Silvia has been working for several years in the field of ancient DNA research and she will give an overview of two of the most recent projects in which she has been involved. She will first present a cost-effective high-throughput metabarcoding approach, aMPlex Torrent that her group developed. It relies on an improved multiplex PCR adapted to highly degraded DNA, combining barcoding and next-generation sequencing (Ion Torrent) to simultaneously analyze many heterogeneous samples. This approach enabled to generate a phylochronology through the genotyping of ancient rodent remains from a Moroccan cave whose stratigraphy covers the last 120.000 years.


She will also present a study on the origin and population dynamics of bison in Europe. The European bison or wisent (Bison bonasus), one of the last wild European large mammals, narrowly escaped extinction at the onset of the 20th century owing to hunting and habitat fragmentation. Little is known, however, about its origin, evolutionary history and population dynamics during the Pleistocene.

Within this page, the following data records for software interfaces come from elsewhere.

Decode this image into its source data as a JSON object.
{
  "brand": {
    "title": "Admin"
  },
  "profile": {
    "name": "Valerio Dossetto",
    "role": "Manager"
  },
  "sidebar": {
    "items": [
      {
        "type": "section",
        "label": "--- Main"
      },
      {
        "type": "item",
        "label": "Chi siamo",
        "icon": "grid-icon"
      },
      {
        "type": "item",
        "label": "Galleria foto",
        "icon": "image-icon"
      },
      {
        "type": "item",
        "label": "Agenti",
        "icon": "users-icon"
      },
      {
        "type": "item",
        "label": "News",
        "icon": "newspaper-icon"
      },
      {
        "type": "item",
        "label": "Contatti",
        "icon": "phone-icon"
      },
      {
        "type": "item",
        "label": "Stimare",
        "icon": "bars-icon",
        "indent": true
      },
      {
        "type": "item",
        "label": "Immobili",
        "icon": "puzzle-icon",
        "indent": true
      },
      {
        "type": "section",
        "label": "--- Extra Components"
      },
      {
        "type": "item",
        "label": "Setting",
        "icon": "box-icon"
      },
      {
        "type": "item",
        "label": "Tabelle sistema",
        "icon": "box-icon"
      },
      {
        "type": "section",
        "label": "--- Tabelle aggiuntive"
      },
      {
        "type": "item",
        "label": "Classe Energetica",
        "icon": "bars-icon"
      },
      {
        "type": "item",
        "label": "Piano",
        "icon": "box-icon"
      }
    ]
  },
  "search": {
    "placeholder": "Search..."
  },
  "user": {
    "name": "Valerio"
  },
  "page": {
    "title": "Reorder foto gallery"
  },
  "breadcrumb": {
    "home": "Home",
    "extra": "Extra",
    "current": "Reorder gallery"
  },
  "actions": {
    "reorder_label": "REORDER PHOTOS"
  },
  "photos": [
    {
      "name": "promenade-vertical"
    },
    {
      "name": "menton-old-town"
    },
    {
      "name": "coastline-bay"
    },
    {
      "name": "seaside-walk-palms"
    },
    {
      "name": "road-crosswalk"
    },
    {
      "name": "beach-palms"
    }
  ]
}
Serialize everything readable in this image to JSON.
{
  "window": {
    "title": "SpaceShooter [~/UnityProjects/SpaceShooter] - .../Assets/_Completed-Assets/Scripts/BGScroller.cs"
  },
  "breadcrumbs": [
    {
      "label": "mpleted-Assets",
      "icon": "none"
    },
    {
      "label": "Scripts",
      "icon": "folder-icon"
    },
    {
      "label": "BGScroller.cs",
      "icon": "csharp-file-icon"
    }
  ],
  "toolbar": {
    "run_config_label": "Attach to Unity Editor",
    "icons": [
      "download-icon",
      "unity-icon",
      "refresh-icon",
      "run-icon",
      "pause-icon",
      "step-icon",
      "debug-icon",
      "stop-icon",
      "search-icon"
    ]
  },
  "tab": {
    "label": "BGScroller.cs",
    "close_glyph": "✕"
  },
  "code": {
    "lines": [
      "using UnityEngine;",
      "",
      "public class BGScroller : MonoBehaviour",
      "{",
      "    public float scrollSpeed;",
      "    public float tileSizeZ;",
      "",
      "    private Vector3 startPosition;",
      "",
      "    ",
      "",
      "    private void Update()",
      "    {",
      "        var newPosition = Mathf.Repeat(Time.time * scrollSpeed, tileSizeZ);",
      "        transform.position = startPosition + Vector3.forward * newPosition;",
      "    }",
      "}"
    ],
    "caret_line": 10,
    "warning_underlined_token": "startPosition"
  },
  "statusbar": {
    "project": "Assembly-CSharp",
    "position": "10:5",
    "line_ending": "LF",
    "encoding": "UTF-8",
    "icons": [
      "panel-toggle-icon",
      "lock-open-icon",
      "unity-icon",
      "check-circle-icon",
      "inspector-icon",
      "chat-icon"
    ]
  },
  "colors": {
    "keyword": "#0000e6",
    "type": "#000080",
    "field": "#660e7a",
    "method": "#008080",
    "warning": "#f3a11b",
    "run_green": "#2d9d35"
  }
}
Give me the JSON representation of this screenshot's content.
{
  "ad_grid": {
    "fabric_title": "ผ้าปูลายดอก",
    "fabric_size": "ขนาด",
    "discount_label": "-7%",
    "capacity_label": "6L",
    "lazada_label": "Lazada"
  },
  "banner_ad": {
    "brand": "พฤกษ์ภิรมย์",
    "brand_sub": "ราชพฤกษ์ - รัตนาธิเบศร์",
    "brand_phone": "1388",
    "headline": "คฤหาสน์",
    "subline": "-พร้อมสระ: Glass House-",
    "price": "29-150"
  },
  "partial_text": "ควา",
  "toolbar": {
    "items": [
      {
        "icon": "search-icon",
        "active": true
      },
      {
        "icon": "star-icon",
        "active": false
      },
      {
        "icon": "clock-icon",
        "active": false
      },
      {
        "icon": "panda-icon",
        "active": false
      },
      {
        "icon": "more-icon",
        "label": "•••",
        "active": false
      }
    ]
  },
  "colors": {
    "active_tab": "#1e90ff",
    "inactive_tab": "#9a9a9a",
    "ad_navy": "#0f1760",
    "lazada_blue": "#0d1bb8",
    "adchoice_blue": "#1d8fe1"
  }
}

Through the analysis of DNA preserved in ancient bison remains from Eurasia covering the last 50.000 years we were able to infer some of the population migrations, extinctions and replacements as well as to trace back its origin.


Silvia Guimaraes joined CIBIO-InBIO in May as a post-doc in the Archaeogenetics group. She will collaborate in the ARCHAIC project that aims to investigate the origins and modes of improvement of cattle in the Iberian peninsula. She studied Microbiology at the High School of Biotechnology - Catholic University of Porto and she obtained her PhD degree in Palaeogenetics at the University of Florence (Italy) in 2007. In 2010 she integrated the Paleogenome and Epigenome group at the Institute Jacques Monod in Paris lead by Eva-Maria Geigl and Thierry Grange as a research assistant, where she participated in several research projects addressing questions about the evolutionary history of wild and domestic animal species including phylogeographical studies, population dynamics and domestication events.



[Host: Catarina Ginja, Archaeogenetics]


Image credits: Massilani D., Guimaraes S., et al., 2016